### [Entries supplied]
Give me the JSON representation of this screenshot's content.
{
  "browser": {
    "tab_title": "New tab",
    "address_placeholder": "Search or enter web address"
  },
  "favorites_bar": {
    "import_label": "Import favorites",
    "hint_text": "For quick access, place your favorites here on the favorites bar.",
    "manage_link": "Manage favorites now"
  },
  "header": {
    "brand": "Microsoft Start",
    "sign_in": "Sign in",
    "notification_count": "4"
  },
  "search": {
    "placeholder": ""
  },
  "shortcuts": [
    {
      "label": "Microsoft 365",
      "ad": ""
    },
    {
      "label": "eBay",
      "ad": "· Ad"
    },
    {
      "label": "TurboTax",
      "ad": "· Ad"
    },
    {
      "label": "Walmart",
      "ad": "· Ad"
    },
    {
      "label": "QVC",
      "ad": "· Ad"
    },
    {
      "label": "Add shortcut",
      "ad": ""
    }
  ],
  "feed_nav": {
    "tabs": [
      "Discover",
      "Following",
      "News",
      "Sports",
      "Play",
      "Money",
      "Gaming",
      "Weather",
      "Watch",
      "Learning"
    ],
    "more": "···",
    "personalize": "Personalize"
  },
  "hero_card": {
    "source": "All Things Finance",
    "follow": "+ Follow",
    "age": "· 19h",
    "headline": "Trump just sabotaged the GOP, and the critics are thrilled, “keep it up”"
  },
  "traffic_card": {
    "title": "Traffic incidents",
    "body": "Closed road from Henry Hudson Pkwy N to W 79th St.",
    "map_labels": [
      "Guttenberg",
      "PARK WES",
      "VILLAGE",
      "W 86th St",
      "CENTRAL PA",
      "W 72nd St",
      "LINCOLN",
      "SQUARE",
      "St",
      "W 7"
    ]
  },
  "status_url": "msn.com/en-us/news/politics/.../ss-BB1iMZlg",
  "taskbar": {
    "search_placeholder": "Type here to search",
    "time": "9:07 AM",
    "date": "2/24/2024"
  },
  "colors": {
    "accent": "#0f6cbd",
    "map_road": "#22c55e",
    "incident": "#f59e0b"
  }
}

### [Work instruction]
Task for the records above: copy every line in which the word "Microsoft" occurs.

### [Completed task]
    "brand": "Microsoft Start",
      "label": "Microsoft 365",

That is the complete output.